§ **WORK ITEM**
State how many lines of the entries below hold the word "bathrooms"; reply with nothing but the number.

# # # # #

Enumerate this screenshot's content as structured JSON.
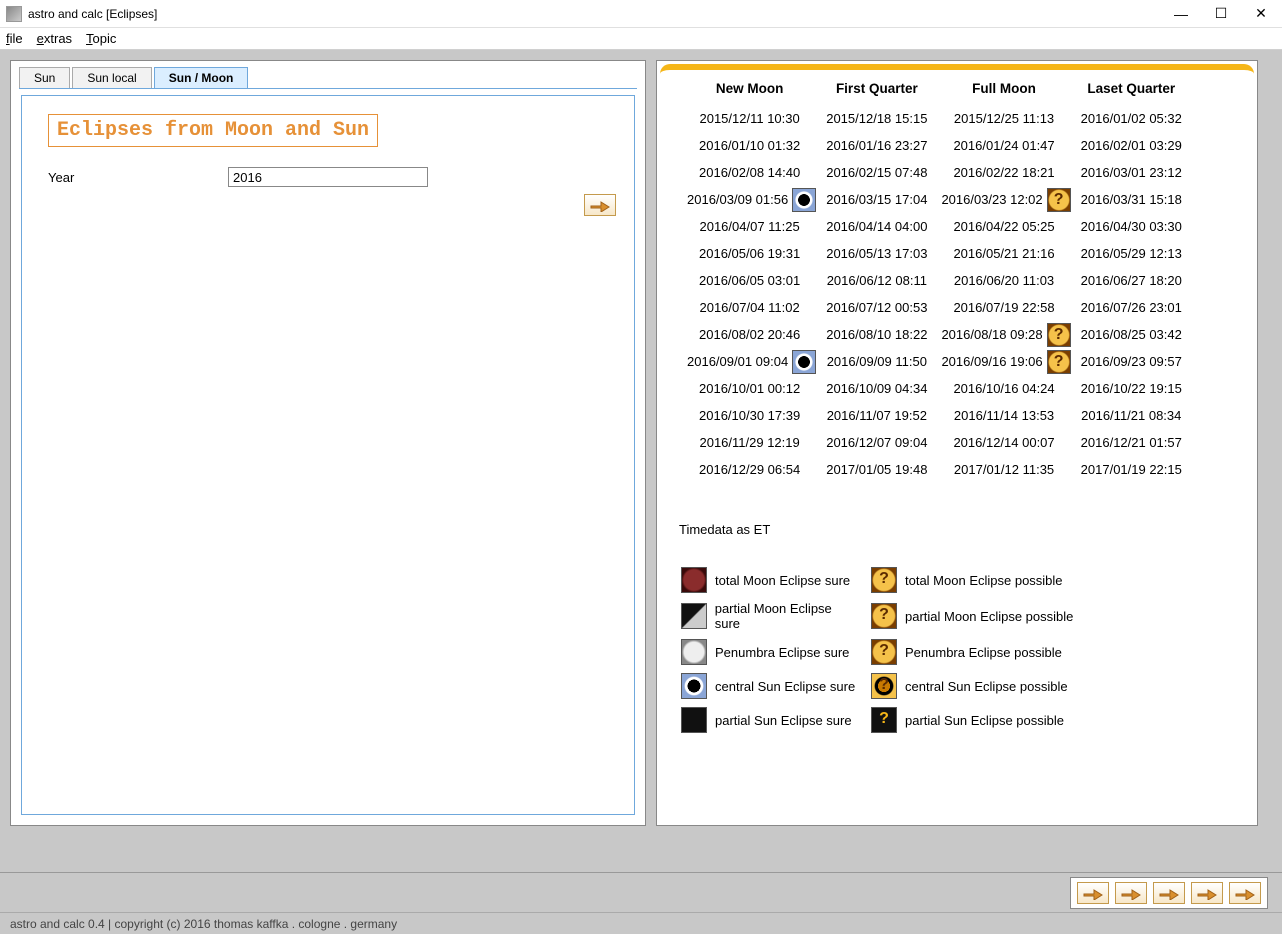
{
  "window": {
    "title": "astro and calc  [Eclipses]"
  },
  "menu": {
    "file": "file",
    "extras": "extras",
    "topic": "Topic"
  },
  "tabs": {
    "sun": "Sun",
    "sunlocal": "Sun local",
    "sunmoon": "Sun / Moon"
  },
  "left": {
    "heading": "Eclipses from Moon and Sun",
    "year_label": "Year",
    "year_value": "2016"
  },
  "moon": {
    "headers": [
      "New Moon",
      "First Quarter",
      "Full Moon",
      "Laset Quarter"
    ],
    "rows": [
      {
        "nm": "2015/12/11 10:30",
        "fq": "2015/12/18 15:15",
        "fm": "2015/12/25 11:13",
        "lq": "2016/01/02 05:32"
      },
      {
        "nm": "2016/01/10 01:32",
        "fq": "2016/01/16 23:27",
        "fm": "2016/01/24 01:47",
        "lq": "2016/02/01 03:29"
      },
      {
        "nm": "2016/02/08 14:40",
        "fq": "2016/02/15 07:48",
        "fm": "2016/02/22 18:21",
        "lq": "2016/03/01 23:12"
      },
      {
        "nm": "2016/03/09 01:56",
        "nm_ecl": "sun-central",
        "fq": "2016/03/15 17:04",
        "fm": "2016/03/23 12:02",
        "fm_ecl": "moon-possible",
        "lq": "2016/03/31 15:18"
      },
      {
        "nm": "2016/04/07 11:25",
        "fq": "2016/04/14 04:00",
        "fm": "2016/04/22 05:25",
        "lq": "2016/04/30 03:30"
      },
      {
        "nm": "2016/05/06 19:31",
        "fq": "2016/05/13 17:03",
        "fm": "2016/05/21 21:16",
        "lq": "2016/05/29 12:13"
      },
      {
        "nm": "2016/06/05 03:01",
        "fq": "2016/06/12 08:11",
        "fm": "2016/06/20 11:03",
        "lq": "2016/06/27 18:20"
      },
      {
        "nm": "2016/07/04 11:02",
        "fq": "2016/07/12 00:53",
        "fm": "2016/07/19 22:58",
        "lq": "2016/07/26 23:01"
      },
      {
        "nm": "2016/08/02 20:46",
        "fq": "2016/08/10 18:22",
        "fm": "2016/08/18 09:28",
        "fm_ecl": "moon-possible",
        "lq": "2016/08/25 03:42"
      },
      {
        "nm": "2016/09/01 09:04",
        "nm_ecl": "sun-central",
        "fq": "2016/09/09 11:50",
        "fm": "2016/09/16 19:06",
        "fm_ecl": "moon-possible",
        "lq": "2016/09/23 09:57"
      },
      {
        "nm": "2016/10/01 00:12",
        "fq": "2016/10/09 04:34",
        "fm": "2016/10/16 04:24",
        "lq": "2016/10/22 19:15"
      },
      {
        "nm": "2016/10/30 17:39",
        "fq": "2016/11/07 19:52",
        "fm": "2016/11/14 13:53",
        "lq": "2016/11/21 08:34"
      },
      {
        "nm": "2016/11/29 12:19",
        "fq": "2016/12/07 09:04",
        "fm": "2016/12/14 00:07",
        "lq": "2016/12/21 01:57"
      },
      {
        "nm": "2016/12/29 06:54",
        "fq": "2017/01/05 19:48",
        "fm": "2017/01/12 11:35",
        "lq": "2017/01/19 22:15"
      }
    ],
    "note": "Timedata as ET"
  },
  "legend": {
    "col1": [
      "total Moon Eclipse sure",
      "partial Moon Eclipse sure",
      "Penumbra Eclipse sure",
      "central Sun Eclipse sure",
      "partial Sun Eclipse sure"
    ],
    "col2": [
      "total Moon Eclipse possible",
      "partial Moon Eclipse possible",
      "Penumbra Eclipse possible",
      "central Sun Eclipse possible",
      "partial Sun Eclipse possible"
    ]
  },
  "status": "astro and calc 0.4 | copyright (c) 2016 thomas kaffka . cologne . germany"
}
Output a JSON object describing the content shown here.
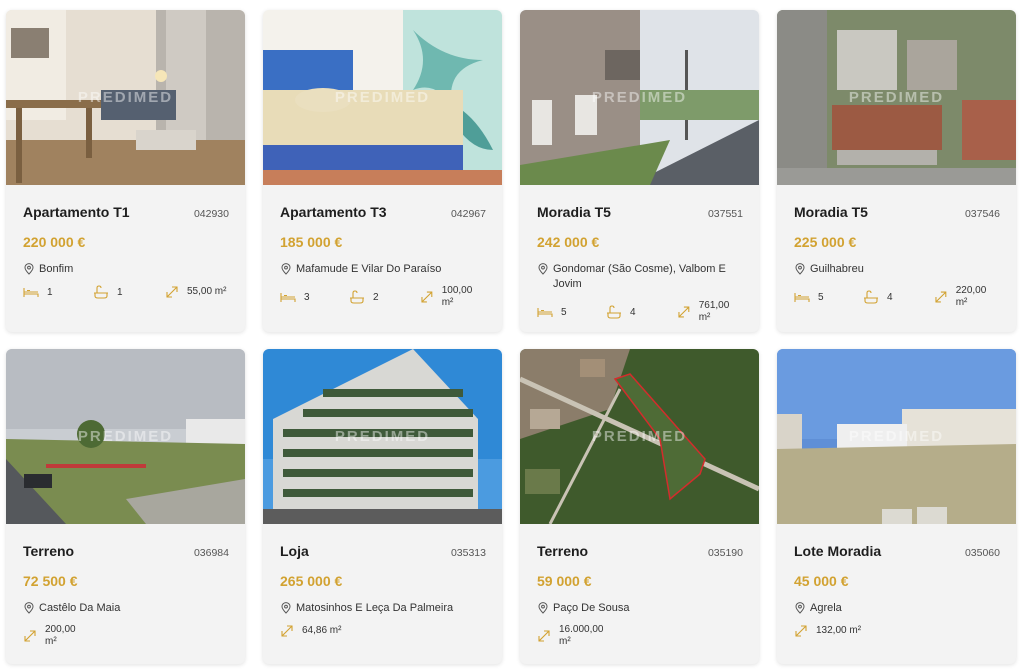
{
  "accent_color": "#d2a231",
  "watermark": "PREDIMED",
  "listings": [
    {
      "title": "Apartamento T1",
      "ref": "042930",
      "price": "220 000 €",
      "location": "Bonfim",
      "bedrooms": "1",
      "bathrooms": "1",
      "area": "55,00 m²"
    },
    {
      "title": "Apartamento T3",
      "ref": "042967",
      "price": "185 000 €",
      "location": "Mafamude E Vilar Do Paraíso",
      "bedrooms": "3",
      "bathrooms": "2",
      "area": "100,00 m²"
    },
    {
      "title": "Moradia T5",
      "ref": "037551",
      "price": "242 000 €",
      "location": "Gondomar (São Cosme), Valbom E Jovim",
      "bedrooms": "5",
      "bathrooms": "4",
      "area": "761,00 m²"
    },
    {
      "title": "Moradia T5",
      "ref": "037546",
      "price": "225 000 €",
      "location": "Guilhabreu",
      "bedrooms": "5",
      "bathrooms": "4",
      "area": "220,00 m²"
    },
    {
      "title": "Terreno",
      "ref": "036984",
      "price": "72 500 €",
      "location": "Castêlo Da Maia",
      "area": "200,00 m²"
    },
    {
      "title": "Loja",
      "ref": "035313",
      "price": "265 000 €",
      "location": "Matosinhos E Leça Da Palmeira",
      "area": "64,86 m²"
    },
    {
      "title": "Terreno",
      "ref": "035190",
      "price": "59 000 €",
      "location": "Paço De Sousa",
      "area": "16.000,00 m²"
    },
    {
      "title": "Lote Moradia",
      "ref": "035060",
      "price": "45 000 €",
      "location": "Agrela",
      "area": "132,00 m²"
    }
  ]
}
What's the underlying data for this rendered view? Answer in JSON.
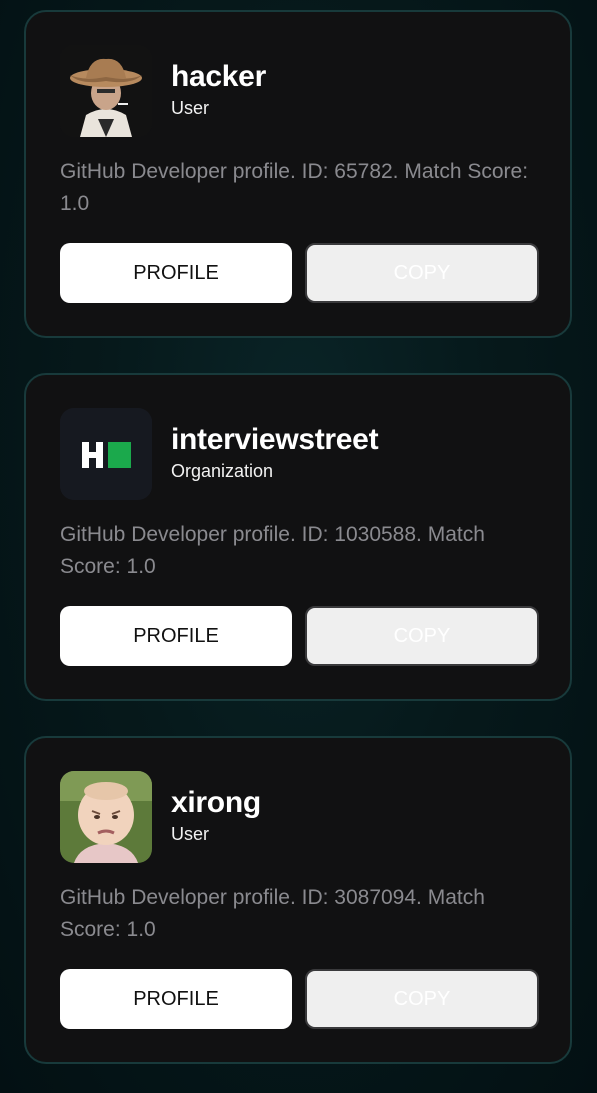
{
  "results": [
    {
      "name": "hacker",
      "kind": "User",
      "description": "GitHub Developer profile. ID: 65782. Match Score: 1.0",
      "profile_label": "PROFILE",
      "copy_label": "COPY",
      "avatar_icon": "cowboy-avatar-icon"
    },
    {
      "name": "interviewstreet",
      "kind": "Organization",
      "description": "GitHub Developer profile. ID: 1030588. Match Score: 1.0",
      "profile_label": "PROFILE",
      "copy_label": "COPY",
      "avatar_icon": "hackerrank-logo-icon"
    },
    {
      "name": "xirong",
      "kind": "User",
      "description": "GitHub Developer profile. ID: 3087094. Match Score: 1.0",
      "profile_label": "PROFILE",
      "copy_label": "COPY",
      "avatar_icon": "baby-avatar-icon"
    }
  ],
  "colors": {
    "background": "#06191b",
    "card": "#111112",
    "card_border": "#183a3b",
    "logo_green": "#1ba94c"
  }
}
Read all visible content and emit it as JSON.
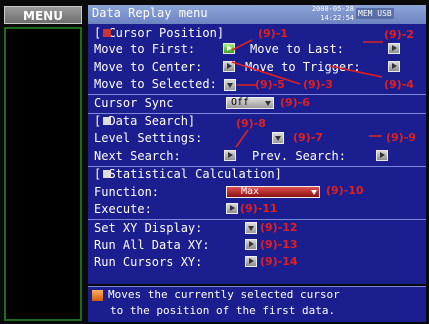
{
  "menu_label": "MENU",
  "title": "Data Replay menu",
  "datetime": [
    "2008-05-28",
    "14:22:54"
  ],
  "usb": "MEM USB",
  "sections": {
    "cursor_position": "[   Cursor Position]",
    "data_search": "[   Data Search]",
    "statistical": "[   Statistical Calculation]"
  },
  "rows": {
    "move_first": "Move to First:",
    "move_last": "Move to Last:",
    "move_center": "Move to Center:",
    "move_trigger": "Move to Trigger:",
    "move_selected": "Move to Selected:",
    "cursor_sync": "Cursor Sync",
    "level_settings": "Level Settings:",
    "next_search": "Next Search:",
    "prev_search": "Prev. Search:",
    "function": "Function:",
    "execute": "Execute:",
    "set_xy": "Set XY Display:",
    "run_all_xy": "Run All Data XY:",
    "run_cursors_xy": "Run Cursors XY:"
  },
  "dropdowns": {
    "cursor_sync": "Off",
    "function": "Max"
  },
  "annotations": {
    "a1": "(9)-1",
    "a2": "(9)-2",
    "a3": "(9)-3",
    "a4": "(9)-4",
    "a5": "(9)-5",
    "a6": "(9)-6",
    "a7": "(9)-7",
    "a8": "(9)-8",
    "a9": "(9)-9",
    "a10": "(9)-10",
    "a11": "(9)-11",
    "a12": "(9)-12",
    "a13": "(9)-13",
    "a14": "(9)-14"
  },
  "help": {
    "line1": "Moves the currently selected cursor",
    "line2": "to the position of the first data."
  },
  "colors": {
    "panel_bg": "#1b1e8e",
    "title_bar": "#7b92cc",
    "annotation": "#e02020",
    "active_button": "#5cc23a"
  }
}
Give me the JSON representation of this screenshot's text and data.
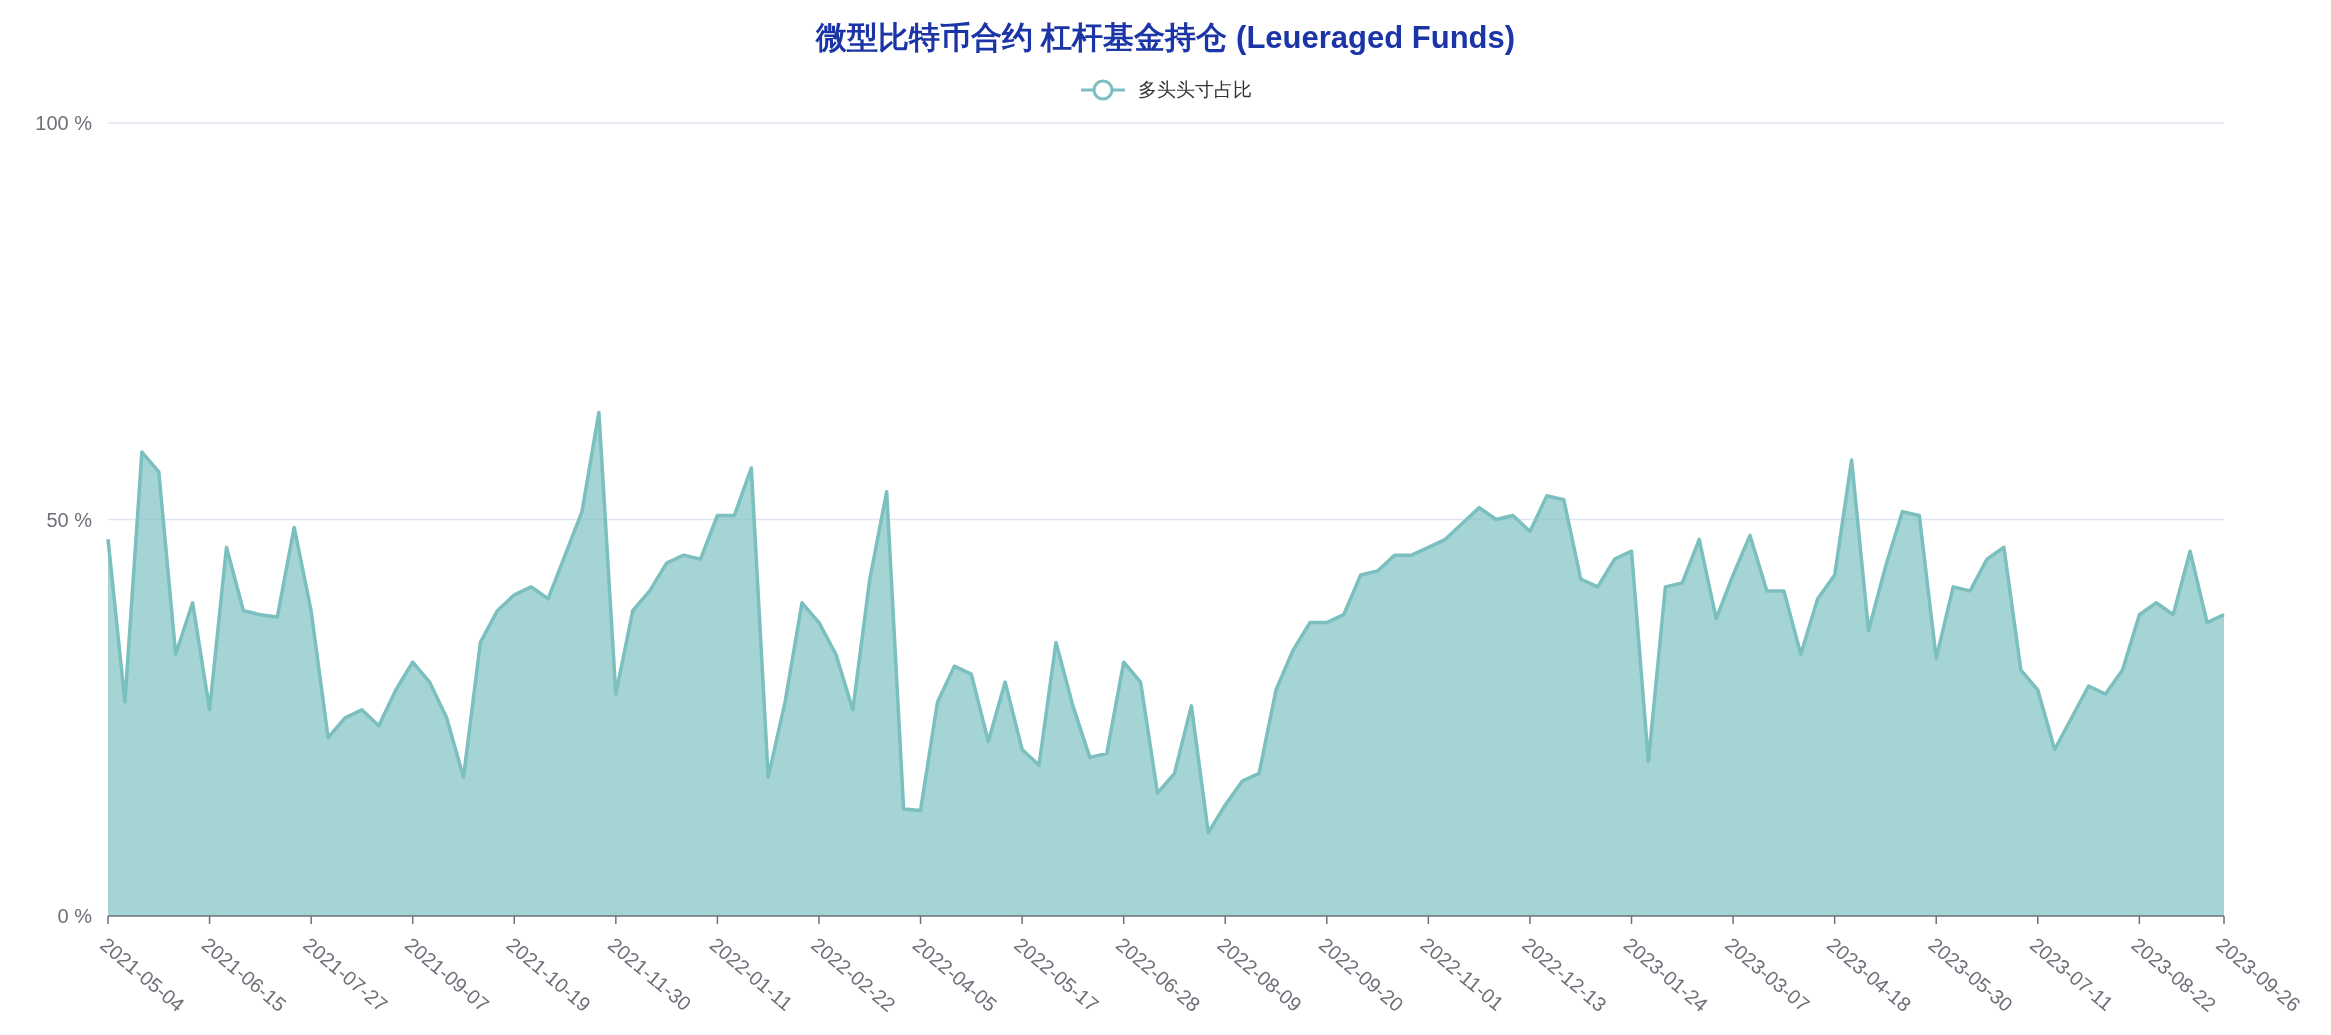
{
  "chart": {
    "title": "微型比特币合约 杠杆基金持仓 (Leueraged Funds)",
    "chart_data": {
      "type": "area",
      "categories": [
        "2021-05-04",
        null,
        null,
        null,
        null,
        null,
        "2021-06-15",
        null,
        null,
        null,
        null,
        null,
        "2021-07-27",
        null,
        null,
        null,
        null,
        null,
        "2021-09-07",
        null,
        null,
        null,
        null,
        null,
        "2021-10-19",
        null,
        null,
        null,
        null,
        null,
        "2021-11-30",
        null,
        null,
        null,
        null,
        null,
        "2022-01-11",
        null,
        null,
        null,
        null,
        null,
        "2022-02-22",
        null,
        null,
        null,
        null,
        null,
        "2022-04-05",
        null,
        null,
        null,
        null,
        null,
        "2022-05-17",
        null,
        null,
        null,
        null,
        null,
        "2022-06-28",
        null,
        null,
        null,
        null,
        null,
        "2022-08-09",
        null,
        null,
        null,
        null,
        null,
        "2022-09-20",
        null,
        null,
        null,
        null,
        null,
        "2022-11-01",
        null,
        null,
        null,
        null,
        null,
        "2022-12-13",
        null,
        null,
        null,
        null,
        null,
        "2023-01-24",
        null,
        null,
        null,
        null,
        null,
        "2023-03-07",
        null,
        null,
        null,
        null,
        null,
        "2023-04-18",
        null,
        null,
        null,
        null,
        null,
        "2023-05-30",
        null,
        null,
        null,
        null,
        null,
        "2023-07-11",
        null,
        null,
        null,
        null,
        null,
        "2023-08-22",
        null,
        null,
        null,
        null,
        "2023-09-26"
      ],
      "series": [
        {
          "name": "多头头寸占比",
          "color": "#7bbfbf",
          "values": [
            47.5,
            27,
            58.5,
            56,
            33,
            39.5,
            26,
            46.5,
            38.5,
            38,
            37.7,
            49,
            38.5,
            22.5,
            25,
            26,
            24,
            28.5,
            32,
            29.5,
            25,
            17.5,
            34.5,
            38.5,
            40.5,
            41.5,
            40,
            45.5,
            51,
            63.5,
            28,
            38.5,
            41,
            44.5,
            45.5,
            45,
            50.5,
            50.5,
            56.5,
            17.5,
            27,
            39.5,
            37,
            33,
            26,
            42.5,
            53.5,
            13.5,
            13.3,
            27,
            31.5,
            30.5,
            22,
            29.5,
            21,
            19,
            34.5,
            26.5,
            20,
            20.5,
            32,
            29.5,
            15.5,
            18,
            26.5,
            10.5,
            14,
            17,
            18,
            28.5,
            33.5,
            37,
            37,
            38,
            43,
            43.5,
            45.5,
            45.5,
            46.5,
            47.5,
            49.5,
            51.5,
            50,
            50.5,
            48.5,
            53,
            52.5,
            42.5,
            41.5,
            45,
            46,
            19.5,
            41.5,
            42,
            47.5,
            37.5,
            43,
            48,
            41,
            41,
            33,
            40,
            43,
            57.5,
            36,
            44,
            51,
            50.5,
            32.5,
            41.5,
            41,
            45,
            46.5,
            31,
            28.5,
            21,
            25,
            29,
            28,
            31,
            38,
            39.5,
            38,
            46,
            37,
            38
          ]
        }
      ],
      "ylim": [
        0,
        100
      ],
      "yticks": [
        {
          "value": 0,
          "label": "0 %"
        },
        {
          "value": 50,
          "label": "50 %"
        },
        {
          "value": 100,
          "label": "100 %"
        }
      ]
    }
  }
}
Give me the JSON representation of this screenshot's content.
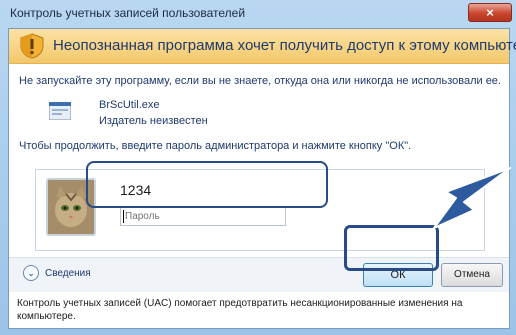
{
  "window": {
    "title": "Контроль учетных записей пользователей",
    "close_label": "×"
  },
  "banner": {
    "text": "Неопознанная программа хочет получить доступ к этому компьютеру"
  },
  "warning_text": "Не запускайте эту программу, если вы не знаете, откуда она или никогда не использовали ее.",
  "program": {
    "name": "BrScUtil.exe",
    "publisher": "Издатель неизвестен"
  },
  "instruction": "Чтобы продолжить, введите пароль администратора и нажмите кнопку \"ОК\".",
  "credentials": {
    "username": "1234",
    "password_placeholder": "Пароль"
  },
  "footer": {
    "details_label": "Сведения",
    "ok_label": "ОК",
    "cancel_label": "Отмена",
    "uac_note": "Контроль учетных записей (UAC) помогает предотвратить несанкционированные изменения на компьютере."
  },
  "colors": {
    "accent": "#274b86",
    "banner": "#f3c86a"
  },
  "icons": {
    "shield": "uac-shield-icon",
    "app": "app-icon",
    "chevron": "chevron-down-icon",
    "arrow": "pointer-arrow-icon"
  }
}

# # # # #

§ **EXERCISE OUTPUT**
4